Regardless of your level of preparedness, having your employee benefit plan audit report examined by the DOL is rarely a positive experience. That’s why it’s imperative to be as thorough as possible by ensuring you’ve completed every item on this Employee Benefit Plan Audit Checklist.
- Compile Plan Documents
Here you’ll want to accurately collect and file important documents such as the most recent, fully executed, prototype or volume submitter plan documents and adoption agreement. Also include every fully executed amendment to the plan since adoption as well.
- Record the Minutes of the Plan/Investment Committees
As a best practice, maintain all minutes for all meetings of the committees charged with plan governance.
- Collect Service Agreements with Third-Party Providers
You’ll need to include agreements from investment custodians, third-party administrators, investment advisors, insurance companies, auditors, lawyers and any other service providers who rendered services to the plan in any way.
- SOC 1 Reports
Gather and review the annual service providers’ reports on internal controls and operational effectiveness of their internal controls.
- Required Communications to Employees
This includes things like the summary annual report (SAR), summaries of material modifications (SMM) and any blackout notices relating to the trustee changes and annual fee disclosures.
- Evidence of Employee Education
All documentation relating to educational sessions for plan participants must be gathered and filed and on an annual basis.
- Fee Benchmarking
Plan management should have the plan’s investment and administrative fees benchmarked on an annual basis by an investment advisor.
- ERISA Fidelity Bond & Fiduciary Insurance Policies
Plans are required to maintain a fidelity bond in an amount greater than 10% of assets or $500,000 (consult the plan’s advisor for specific employee benefit plan audit requirements).
- Form 5500 Filings
This includes the audited financial statements. As a best practice, the plan should maintain the last three years of filings.
- Trust & Plan Participant Reports
Make sure to include at least the last three years of reporting. Trustees should provide a yearly reporting package as well as quarterly reporting to plan sponsors.
- Reconciliations of Contributions
Any and all contributions that go into the employee benefit plan must be reconciled from the trust reports to the supporting documentation, as per the plan sponsor’s records. This generally includes employer contributions and plan participant deferral contributions.
- Documentation of Corrections

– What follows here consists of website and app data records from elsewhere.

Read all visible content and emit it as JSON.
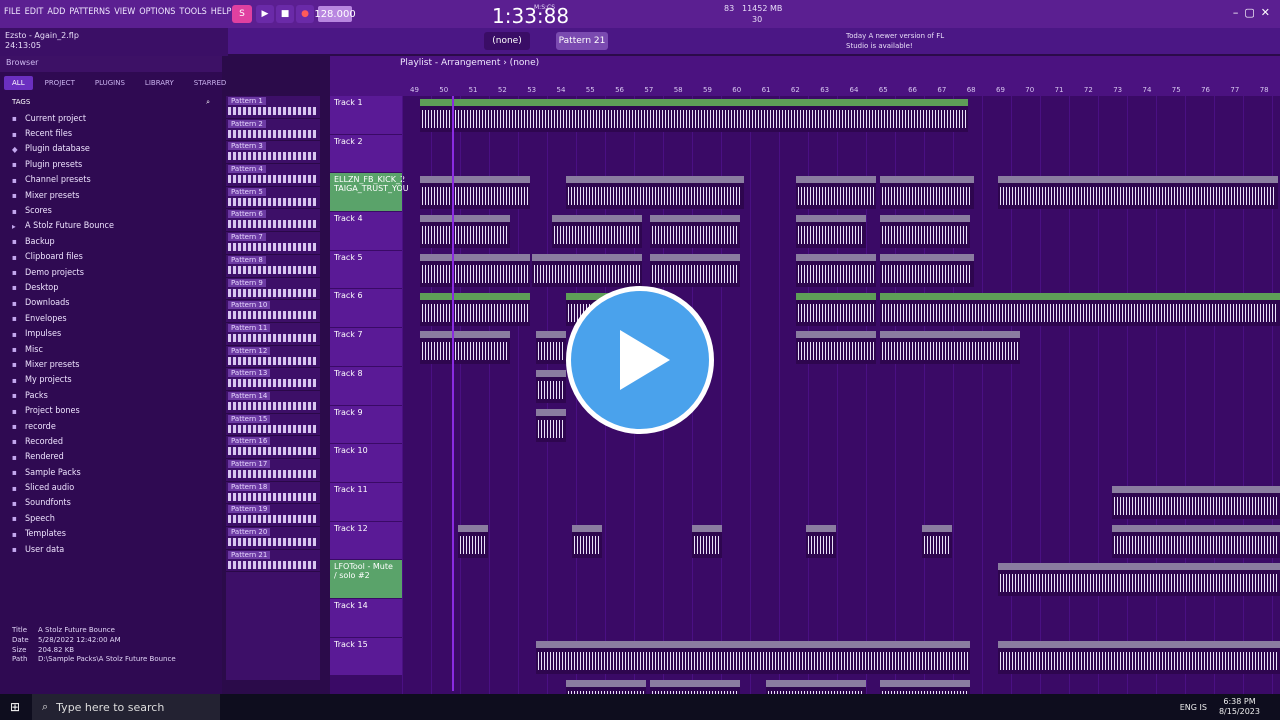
{
  "menu": [
    "FILE",
    "EDIT",
    "ADD",
    "PATTERNS",
    "VIEW",
    "OPTIONS",
    "TOOLS",
    "HELP"
  ],
  "transport": {
    "tempo": "128.000",
    "time": "1:33:88",
    "time_label": "M:S:CS",
    "mem": "11452 MB",
    "cpu": "83",
    "poly": "30"
  },
  "hint": {
    "file": "Ezsto - Again_2.flp",
    "time": "24:13:05",
    "track": "Track 1"
  },
  "toolbar": {
    "none1": "(none)",
    "pattern": "Pattern 21",
    "news": "Today  A newer version of FL Studio is available!"
  },
  "browser": {
    "title": "Browser",
    "tabs": [
      "ALL",
      "PROJECT",
      "PLUGINS",
      "LIBRARY",
      "STARRED"
    ],
    "tags": "TAGS",
    "items": [
      "Current project",
      "Recent files",
      "Plugin database",
      "Plugin presets",
      "Channel presets",
      "Mixer presets",
      "Scores",
      "A Stolz Future Bounce",
      "Backup",
      "Clipboard files",
      "Demo projects",
      "Desktop",
      "Downloads",
      "Envelopes",
      "Impulses",
      "Misc",
      "Mixer presets",
      "My projects",
      "Packs",
      "Project bones",
      "recorde",
      "Recorded",
      "Rendered",
      "Sample Packs",
      "Sliced audio",
      "Soundfonts",
      "Speech",
      "Templates",
      "User data"
    ],
    "info": {
      "title": "A Stolz Future Bounce",
      "date": "5/28/2022 12:42:00 AM",
      "size": "204.82 KB",
      "path": "D:\\Sample Packs\\A Stolz Future Bounce"
    }
  },
  "patterns": [
    "Pattern 1",
    "Pattern 2",
    "Pattern 3",
    "Pattern 4",
    "Pattern 5",
    "Pattern 6",
    "Pattern 7",
    "Pattern 8",
    "Pattern 9",
    "Pattern 10",
    "Pattern 11",
    "Pattern 12",
    "Pattern 13",
    "Pattern 14",
    "Pattern 15",
    "Pattern 16",
    "Pattern 17",
    "Pattern 18",
    "Pattern 19",
    "Pattern 20",
    "Pattern 21"
  ],
  "playlist": {
    "title": "Playlist - Arrangement  ›  (none)",
    "ruler": [
      "49",
      "50",
      "51",
      "52",
      "53",
      "54",
      "55",
      "56",
      "57",
      "58",
      "59",
      "60",
      "61",
      "62",
      "63",
      "64",
      "65",
      "66",
      "67",
      "68",
      "69",
      "70",
      "71",
      "72",
      "73",
      "74",
      "75",
      "76",
      "77",
      "78"
    ],
    "tracks": [
      "Track 1",
      "Track 2",
      "ELLZN_FB_KICK_2 TAIGA_TRUST_YOU",
      "Track 4",
      "Track 5",
      "Track 6",
      "Track 7",
      "Track 8",
      "Track 9",
      "Track 10",
      "Track 11",
      "Track 12",
      "LFOTool - Mute / solo #2",
      "Track 14",
      "Track 15"
    ]
  },
  "taskbar": {
    "search": "Type here to search",
    "lang": "ENG IS",
    "time": "6:38 PM",
    "date": "8/15/2023"
  }
}
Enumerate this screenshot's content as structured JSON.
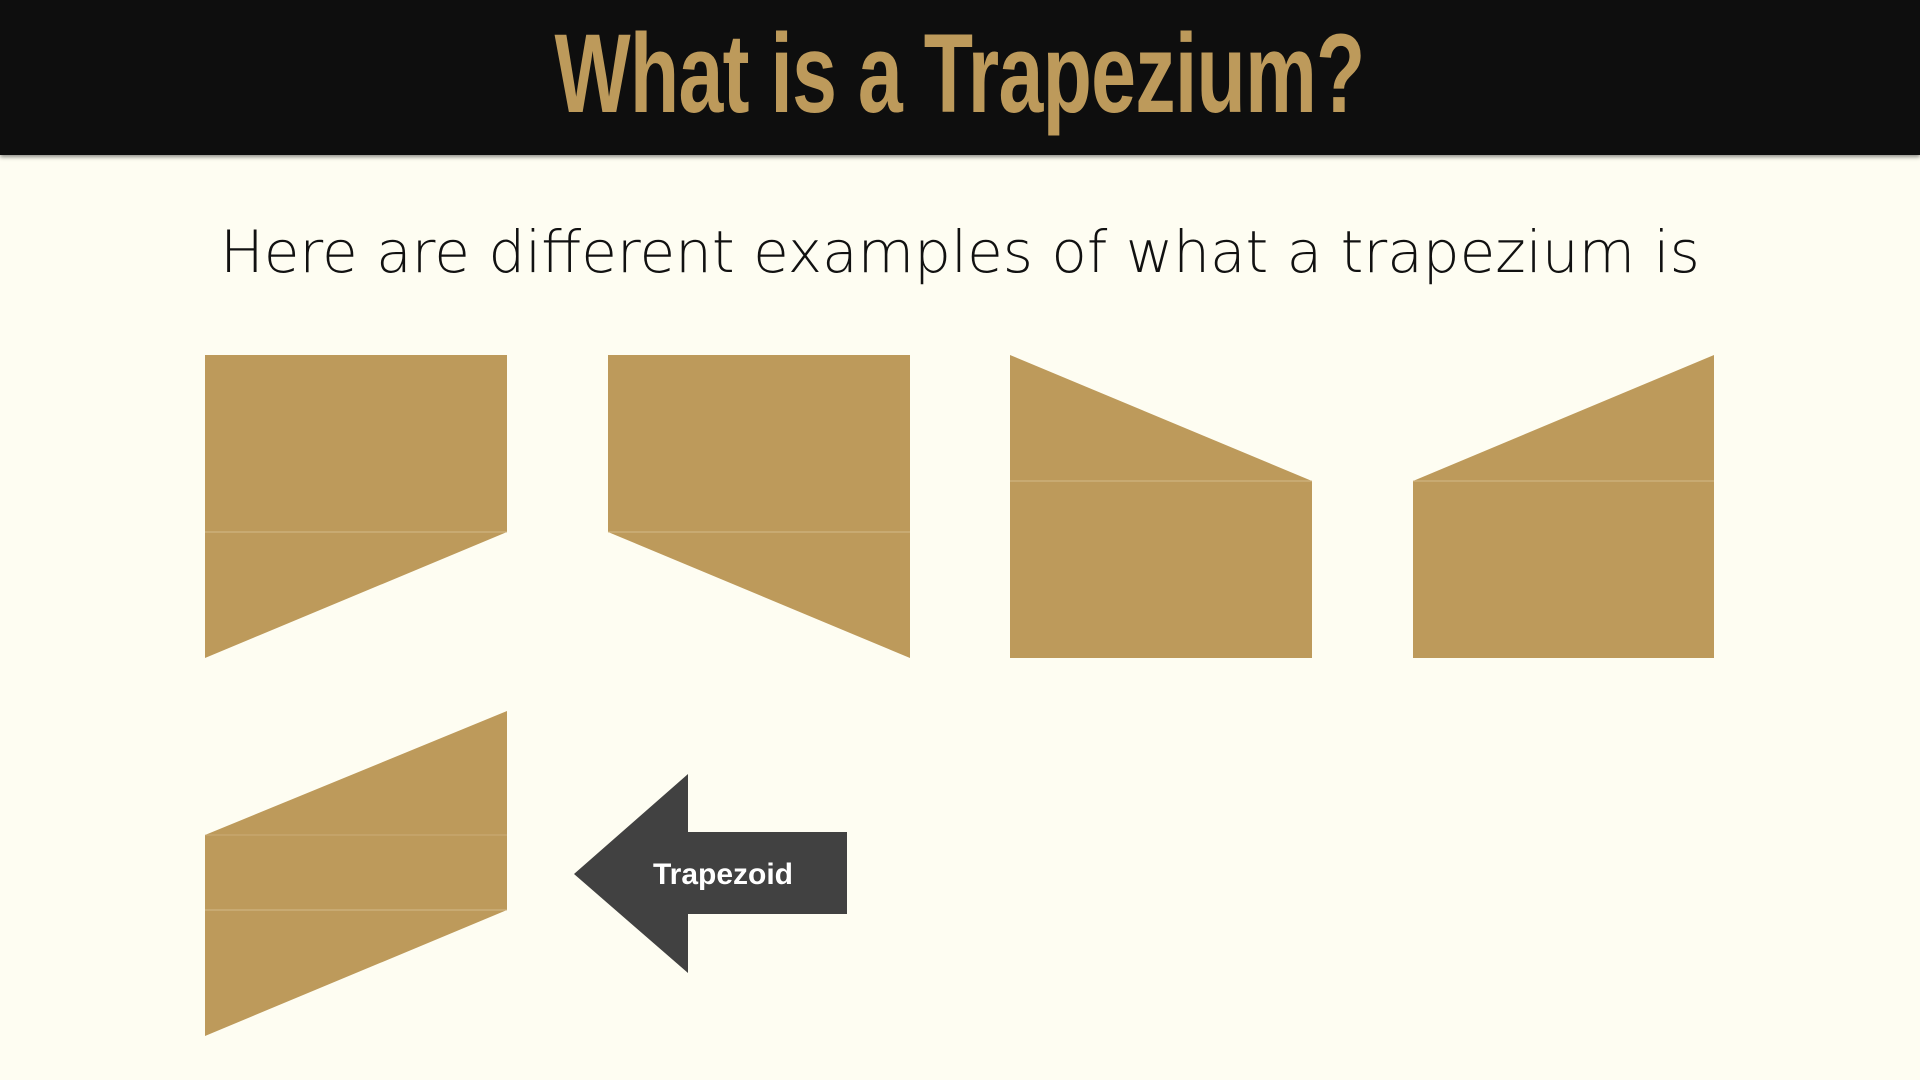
{
  "slide": {
    "title": "What is a Trapezium?",
    "subtitle": "Here are different examples of what a trapezium is"
  },
  "callout": {
    "label": "Trapezoid"
  },
  "colors": {
    "header_background": "#0e0e0e",
    "accent_gold": "#bd9a5b",
    "page_background": "#fefdf2",
    "arrow": "#414141"
  }
}
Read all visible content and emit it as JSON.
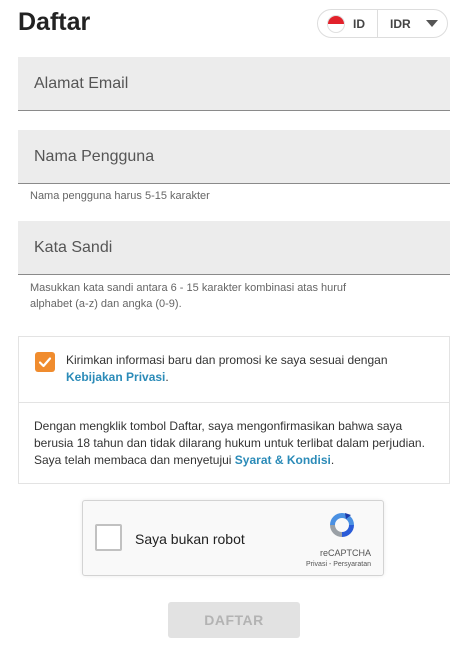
{
  "header": {
    "title": "Daftar"
  },
  "language_selector": {
    "flag": "indonesia-flag-icon",
    "language": "ID",
    "currency": "IDR"
  },
  "form": {
    "email_placeholder": "Alamat Email",
    "username_placeholder": "Nama Pengguna",
    "username_hint": "Nama pengguna harus 5-15 karakter",
    "password_placeholder": "Kata Sandi",
    "password_hint_line1": "Masukkan kata sandi antara 6 - 15 karakter kombinasi atas huruf",
    "password_hint_line2": "alphabet (a-z) dan angka (0-9)."
  },
  "consent": {
    "promo_checked": true,
    "promo_text": "Kirimkan informasi baru dan promosi ke saya sesuai dengan",
    "privacy_link": "Kebijakan Privasi",
    "terms_text": "Dengan mengklik tombol Daftar, saya mengonfirmasikan bahwa saya berusia 18 tahun dan tidak dilarang hukum untuk terlibat dalam perjudian. Saya telah membaca dan menyetujui",
    "terms_link": "Syarat & Kondisi"
  },
  "captcha": {
    "label": "Saya bukan robot",
    "brand": "reCAPTCHA",
    "privacy": "Privasi",
    "separator": " - ",
    "terms": "Persyaratan"
  },
  "submit_label": "DAFTAR",
  "colors": {
    "accent": "#f08c2e",
    "link": "#2b8bb8",
    "field_bg": "#ececec",
    "disabled_button": "#e2e2e2"
  }
}
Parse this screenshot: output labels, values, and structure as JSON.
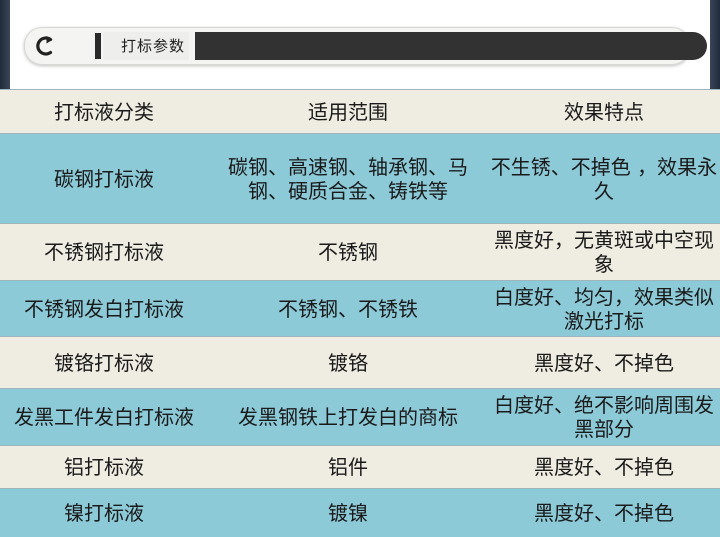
{
  "header": {
    "title": "打标参数",
    "back_icon": "back-arrow-icon"
  },
  "colors": {
    "row_light": "#efece2",
    "row_blue": "#8ccad8",
    "header_dark": "#323232"
  },
  "table": {
    "columns": [
      "打标液分类",
      "适用范围",
      "效果特点"
    ],
    "rows": [
      [
        "碳钢打标液",
        "碳钢、高速钢、轴承钢、马钢、硬质合金、铸铁等",
        "不生锈、不掉色 ，效果永久"
      ],
      [
        "不锈钢打标液",
        "不锈钢",
        "黑度好，无黄斑或中空现象"
      ],
      [
        "不锈钢发白打标液",
        "不锈钢、不锈铁",
        "白度好、均匀，效果类似激光打标"
      ],
      [
        "镀铬打标液",
        "镀铬",
        "黑度好、不掉色"
      ],
      [
        "发黑工件发白打标液",
        "发黑钢铁上打发白的商标",
        "白度好、绝不影响周围发黑部分"
      ],
      [
        "铝打标液",
        "铝件",
        "黑度好、不掉色"
      ],
      [
        "镍打标液",
        "镀镍",
        "黑度好、不掉色"
      ]
    ]
  }
}
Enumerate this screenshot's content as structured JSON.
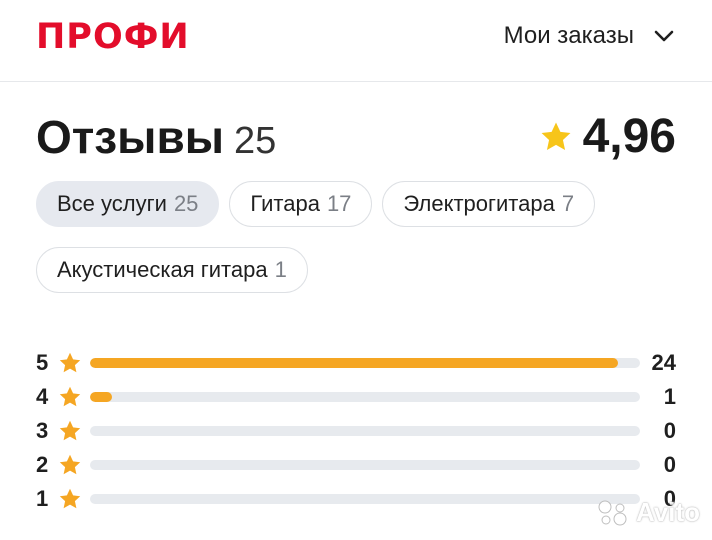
{
  "header": {
    "logo": "ПРОФИ",
    "orders_label": "Мои заказы",
    "logo_color": "#e30d2b"
  },
  "reviews": {
    "title": "Отзывы",
    "count": "25",
    "rating": "4,96"
  },
  "chips": [
    {
      "label": "Все услуги",
      "count": "25",
      "active": true
    },
    {
      "label": "Гитара",
      "count": "17",
      "active": false
    },
    {
      "label": "Электрогитара",
      "count": "7",
      "active": false
    },
    {
      "label": "Акустическая гитара",
      "count": "1",
      "active": false
    }
  ],
  "distribution": [
    {
      "stars": "5",
      "count": "24",
      "fraction": 0.96
    },
    {
      "stars": "4",
      "count": "1",
      "fraction": 0.04
    },
    {
      "stars": "3",
      "count": "0",
      "fraction": 0
    },
    {
      "stars": "2",
      "count": "0",
      "fraction": 0
    },
    {
      "stars": "1",
      "count": "0",
      "fraction": 0
    }
  ],
  "colors": {
    "accent_star": "#f5a623",
    "bar_track": "#e7eaee"
  },
  "icons": {
    "rating": "star-icon",
    "orders": "chevron-down-icon"
  },
  "watermark": "Avito"
}
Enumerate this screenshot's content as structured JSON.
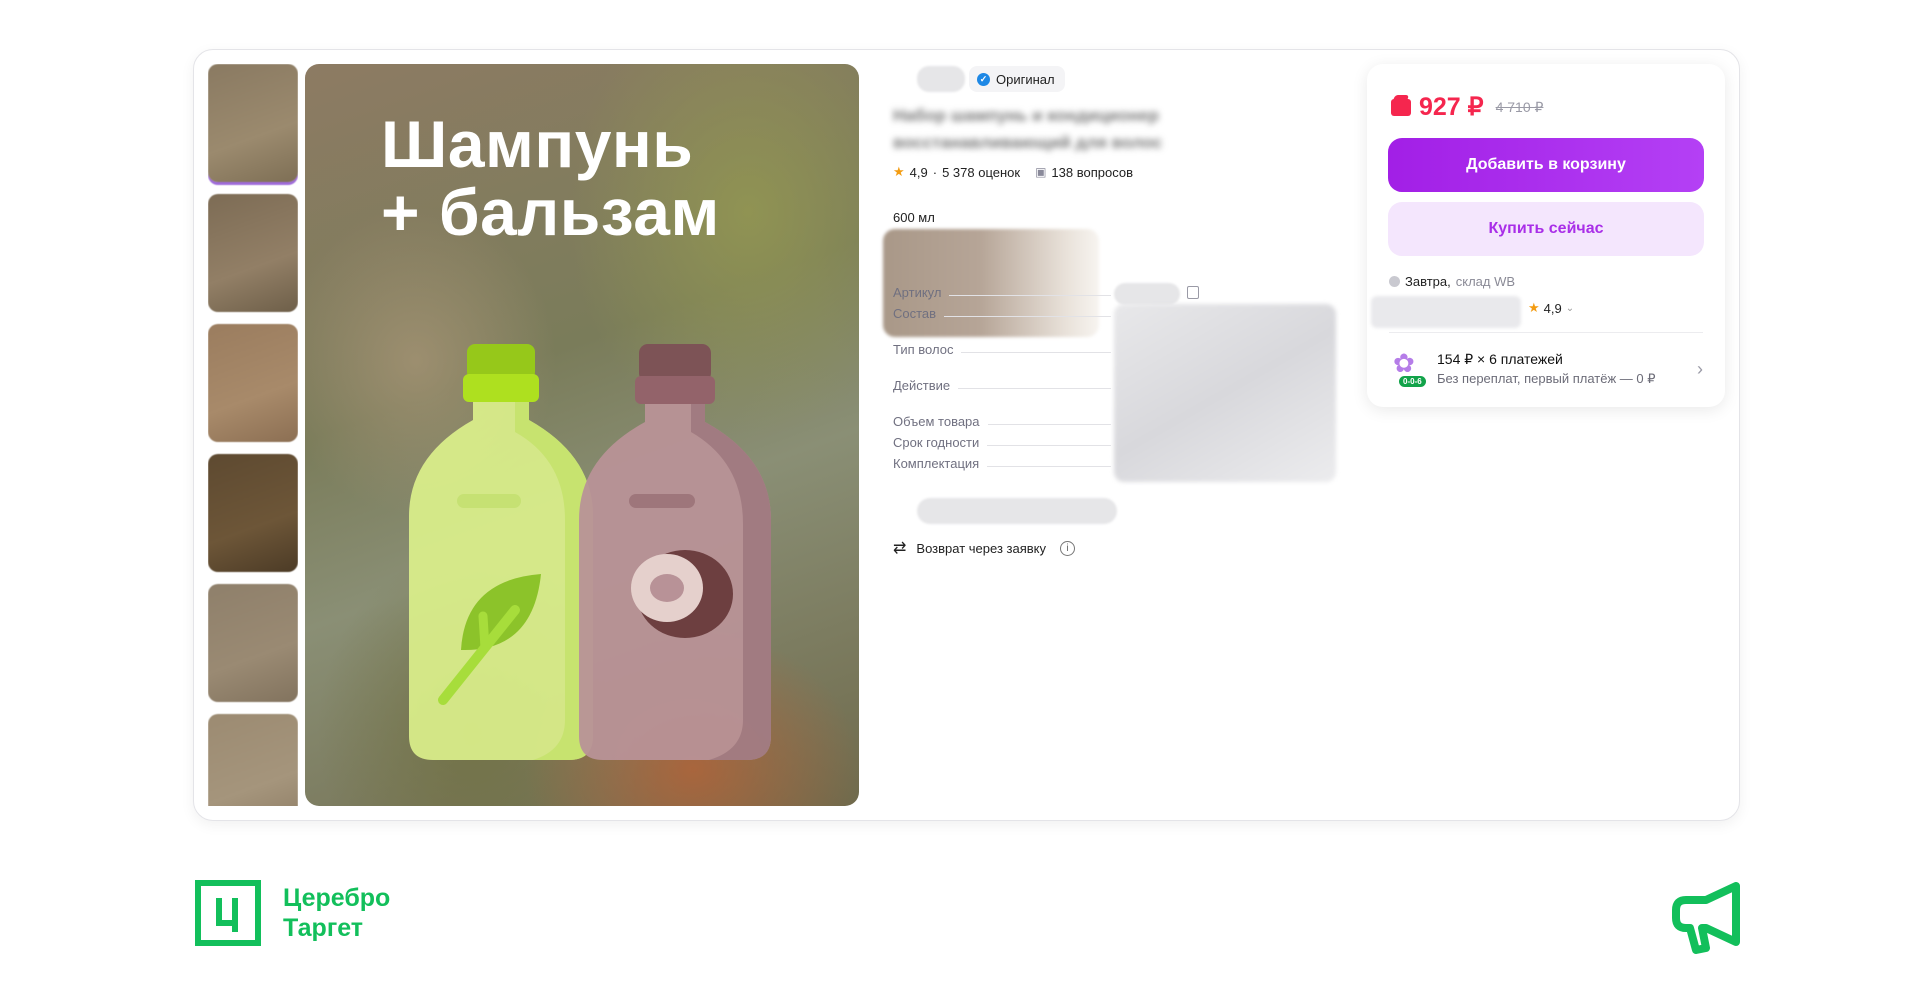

If the plan management needs to make corrections on any errors made, full documentation of both the error and the correction ought to be maintained in the files. Naturally, this includes any correspondence, reports used and the applicable filing with the IRS or DOL.
- Non-Discrimination Testing & Census Information
Here, you want to include any corrections made to the benefit plan derived from nondiscrimination testing as well as from maintaining the testing and census information.
- Actuary Reports
If applicable, maintain annual actuary reports from the last three years.
By completing all of the steps outlined in the employee benefit plan audit guide above (and doing your due diligence), you will be in good shape if the DOL ever comes a-knocking.
More Tips for an Employee Benefit Plan Audit
If you’ve contracted an outside third party to conduct an Employee Benefit Plan Audit on your behalf, you’ve already taken the first, most important step.
Performing an audit on your benefit plans is a highly specific and complicated process. That’s why, to do it in a way that lives up to the DOL’s standards, requires very specialized training, like the kind possessed by the employee benefit audit experts here at HKMP.
We’re nationally recognized for our high-tech approach to auditing.
Talk to us today for a free consultation and get a head start on your employee benefit plan audit.